## TRY IT
Would you copy the entries that follow exactly, leaving out every picture?

── DATA ──

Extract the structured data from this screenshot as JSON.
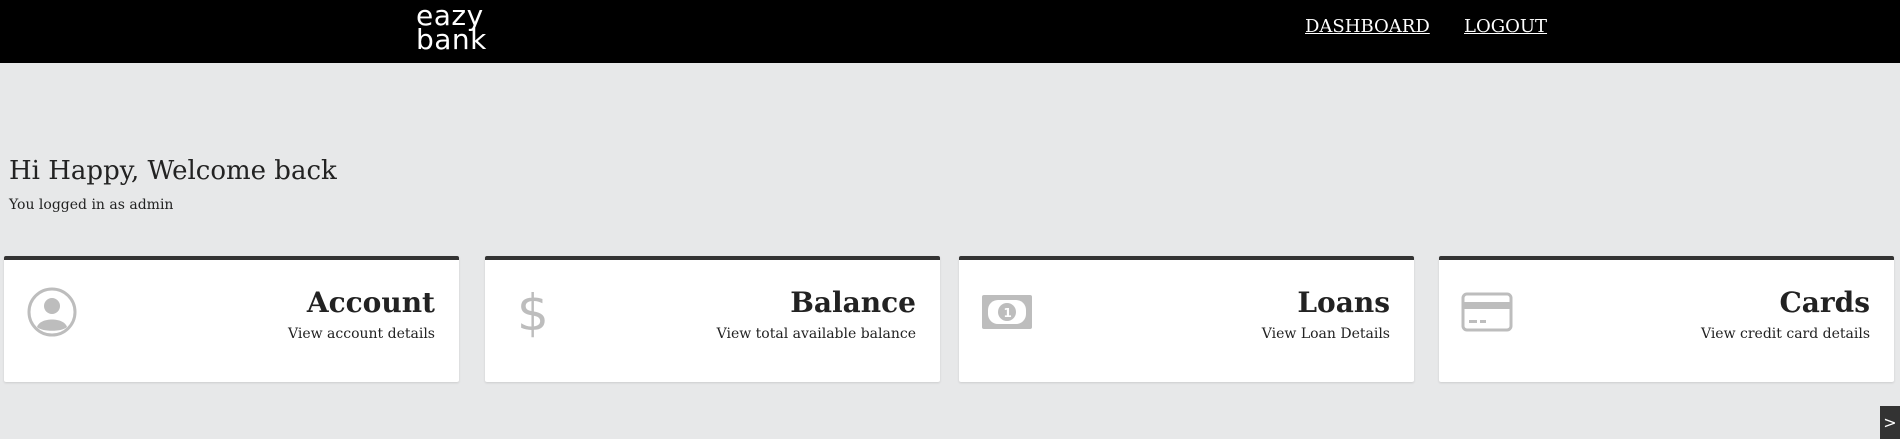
{
  "header": {
    "logo_line1": "eazy",
    "logo_line2": "bank",
    "nav": {
      "dashboard": "DASHBOARD",
      "logout": "LOGOUT"
    }
  },
  "welcome": {
    "greeting": "Hi Happy, Welcome back",
    "subtext": "You logged in as admin"
  },
  "cards": [
    {
      "title": "Account",
      "description": "View account details",
      "icon": "user-circle-icon"
    },
    {
      "title": "Balance",
      "description": "View total available balance",
      "icon": "dollar-icon"
    },
    {
      "title": "Loans",
      "description": "View Loan Details",
      "icon": "banknote-icon"
    },
    {
      "title": "Cards",
      "description": "View credit card details",
      "icon": "credit-card-icon"
    }
  ],
  "corner_button": {
    "label": ">"
  },
  "colors": {
    "header_bg": "#000000",
    "page_bg": "#e7e8e9",
    "card_bg": "#ffffff",
    "card_border": "#333333",
    "icon_gray": "#bdbdbd"
  }
}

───

## TASK SOLUTION
Extract the structured data from this screenshot as JSON.
{
  "header": {
    "logo_line1": "eazy",
    "logo_line2": "bank",
    "nav": {
      "dashboard": "DASHBOARD",
      "logout": "LOGOUT"
    }
  },
  "welcome": {
    "greeting": "Hi Happy, Welcome back",
    "subtext": "You logged in as admin"
  },
  "cards": [
    {
      "title": "Account",
      "description": "View account details",
      "icon": "user-circle-icon"
    },
    {
      "title": "Balance",
      "description": "View total available balance",
      "icon": "dollar-icon"
    },
    {
      "title": "Loans",
      "description": "View Loan Details",
      "icon": "banknote-icon"
    },
    {
      "title": "Cards",
      "description": "View credit card details",
      "icon": "credit-card-icon"
    }
  ],
  "corner_button": {
    "label": ">"
  },
  "colors": {
    "header_bg": "#000000",
    "page_bg": "#e7e8e9",
    "card_bg": "#ffffff",
    "card_border": "#333333",
    "icon_gray": "#bdbdbd"
  }
}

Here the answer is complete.